Tuesday, December 10, 2013

USA Today: it's not just the NSA; local police use cell tower data dumps from compliant telcos as well as fake towers to collect data on thousands of innocent people

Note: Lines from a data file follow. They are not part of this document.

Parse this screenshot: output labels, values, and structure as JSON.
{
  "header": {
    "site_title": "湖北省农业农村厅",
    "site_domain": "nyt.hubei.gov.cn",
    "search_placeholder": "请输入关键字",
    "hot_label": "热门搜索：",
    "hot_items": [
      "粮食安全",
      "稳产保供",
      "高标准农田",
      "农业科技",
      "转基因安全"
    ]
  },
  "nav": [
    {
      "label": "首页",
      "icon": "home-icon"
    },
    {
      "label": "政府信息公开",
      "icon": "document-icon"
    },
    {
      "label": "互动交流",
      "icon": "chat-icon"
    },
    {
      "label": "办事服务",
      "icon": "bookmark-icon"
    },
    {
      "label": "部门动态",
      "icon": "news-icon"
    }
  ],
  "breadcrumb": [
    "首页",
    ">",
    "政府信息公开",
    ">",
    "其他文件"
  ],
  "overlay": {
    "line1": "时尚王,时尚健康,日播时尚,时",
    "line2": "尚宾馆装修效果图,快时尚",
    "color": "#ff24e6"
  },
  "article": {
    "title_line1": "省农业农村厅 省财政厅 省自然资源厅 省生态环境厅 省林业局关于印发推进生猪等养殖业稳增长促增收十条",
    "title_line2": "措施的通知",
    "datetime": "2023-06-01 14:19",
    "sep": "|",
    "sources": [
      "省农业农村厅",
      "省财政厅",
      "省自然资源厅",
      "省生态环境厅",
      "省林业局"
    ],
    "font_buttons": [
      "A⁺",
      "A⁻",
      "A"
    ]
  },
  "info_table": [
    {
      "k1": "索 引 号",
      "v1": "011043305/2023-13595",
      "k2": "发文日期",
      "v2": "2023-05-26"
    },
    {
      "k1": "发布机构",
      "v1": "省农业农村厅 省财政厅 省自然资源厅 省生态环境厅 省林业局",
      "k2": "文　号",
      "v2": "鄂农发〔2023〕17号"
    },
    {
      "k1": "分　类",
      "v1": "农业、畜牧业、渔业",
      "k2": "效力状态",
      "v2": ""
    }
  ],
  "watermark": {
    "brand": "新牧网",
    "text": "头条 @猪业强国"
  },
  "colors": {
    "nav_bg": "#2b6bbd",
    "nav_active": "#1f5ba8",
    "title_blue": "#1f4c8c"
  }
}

Click to enlarge. More USA Today charts here.
USA Today, in an extensive special investigative report, says that at least 25 PDs own Stingrays, suitcase-sized devices that costs $400,000 each and act as fake cell towers to function as a "men in the middle" devices to scoop up all cell traffic in an area.
     In Colorado, law enforcement authorities used a cell tower data dump to gather information about a missing girl, Jessica Ridgeway. 500 people were asked to submit DNA samples to the police, who eventually solved the crime with a tip.
     Authorities have refused to disclose how many people's records they combed through or what they subsequently did with that data.
Click to enlarge. More USA Today charts here.
     Thirty-six PDs questioned by USA Today refused to disclose whether they've used either cell tower dumps or Stingray surveillance, claiming that criminals or terrorists could use the information to thwart crime-fighting.
     Local and state police, from Florida to Alaska, are buying Stingrays with federal grants aimed at protecting cities from terror attacks, but using them for far broader police work.
     ...Typically used to hunt a single phone's location, the system intercepts data from all phones within a mile, or farther, depending on terrain and antennas.

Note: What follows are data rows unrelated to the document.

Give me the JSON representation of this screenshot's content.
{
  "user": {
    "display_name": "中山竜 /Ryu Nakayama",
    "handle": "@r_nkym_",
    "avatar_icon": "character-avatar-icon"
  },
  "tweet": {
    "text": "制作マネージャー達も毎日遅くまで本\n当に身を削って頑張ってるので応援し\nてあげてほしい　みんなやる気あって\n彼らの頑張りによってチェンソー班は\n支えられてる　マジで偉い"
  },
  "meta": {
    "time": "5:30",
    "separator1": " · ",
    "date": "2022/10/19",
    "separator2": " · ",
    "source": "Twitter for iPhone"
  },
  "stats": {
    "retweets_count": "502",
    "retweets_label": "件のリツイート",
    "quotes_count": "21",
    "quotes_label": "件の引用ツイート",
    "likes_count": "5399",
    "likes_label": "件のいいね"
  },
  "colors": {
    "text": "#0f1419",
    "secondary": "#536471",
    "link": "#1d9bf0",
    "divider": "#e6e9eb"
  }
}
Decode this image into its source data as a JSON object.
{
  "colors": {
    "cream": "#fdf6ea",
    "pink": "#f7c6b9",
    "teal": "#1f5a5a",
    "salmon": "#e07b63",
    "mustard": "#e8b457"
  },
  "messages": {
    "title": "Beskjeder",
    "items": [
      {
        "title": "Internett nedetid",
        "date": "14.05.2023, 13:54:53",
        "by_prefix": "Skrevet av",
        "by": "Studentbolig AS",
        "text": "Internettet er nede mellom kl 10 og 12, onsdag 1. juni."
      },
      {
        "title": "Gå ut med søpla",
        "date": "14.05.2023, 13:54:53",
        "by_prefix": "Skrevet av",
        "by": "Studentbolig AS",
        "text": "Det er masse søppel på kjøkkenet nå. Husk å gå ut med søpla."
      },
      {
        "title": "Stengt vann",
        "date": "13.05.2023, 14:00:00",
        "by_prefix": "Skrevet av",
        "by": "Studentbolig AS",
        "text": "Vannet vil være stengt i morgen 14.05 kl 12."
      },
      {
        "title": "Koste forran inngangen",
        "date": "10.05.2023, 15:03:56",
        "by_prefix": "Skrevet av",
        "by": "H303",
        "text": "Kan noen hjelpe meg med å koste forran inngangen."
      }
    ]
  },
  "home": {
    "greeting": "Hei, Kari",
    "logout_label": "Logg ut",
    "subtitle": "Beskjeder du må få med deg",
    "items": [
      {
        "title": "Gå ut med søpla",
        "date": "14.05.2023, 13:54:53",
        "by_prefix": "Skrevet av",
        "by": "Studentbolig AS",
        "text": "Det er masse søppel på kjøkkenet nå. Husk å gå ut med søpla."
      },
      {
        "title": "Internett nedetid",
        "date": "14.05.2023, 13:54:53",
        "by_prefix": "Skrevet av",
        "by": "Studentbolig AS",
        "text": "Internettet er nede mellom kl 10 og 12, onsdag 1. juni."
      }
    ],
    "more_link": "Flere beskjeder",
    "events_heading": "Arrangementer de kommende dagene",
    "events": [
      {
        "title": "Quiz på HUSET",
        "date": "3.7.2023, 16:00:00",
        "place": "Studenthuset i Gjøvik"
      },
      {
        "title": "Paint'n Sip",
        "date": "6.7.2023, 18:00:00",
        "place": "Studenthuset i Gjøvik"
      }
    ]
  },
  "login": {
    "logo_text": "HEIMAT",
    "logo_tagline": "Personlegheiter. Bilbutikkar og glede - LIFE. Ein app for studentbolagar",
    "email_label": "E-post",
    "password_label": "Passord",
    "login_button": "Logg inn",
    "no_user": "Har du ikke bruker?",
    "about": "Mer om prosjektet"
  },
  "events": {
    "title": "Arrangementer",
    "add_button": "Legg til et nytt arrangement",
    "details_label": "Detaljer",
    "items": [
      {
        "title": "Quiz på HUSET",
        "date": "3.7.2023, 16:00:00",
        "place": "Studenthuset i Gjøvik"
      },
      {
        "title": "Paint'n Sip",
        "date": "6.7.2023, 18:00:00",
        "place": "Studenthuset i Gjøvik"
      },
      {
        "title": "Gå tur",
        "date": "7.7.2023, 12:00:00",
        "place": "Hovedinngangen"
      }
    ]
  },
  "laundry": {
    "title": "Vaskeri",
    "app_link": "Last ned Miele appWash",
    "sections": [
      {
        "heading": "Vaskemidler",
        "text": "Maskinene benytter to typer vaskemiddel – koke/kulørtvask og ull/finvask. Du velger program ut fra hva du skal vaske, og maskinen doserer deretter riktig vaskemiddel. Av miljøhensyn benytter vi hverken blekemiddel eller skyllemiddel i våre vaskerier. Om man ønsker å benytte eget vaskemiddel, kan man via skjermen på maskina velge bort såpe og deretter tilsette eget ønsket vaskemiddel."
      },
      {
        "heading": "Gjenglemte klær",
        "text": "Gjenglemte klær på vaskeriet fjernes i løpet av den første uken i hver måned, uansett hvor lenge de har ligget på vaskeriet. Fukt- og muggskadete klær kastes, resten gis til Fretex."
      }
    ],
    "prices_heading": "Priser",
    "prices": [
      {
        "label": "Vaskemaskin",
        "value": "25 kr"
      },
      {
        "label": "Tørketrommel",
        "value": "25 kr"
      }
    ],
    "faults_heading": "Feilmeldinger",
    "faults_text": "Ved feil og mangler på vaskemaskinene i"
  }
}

     ...Initially developed for military and spy agencies, the Stingrays remain a guarded secret by law enforcement and the manufacturer, Harris Corp. of Melbourne, Fla. The company would not answer questions about the systems, referring reporters to police agencies. Most police aren't talking, either, partly because Harris requires buyers to sign a non-disclosure agreement.
     Harris Corporation's newest surveillance product is Hailstorm.
     The company has, in at least one case, recommended that authorities use Hailstorm in conjunction with software made by Nebraska-based surveillance company Pen-Link. The Pen-Link software appears to enable authorities using Hailstorm to communicate directly with cell phone carriers over the Internet, possibly to help coordinate the surveillance of targeted individuals.
     Pen-Link brags that its analytical software enables "drilling down through today’s extensive data sets to reveal relationships that might otherwise go undetected."
     Senator Edward Markey has proposed legislation requiring police agencies to report regularly on their collection of cellphone call data and forcing them to get warrants before they collecting bulk records from cellphone transmission towers.

No comments:

Post a Comment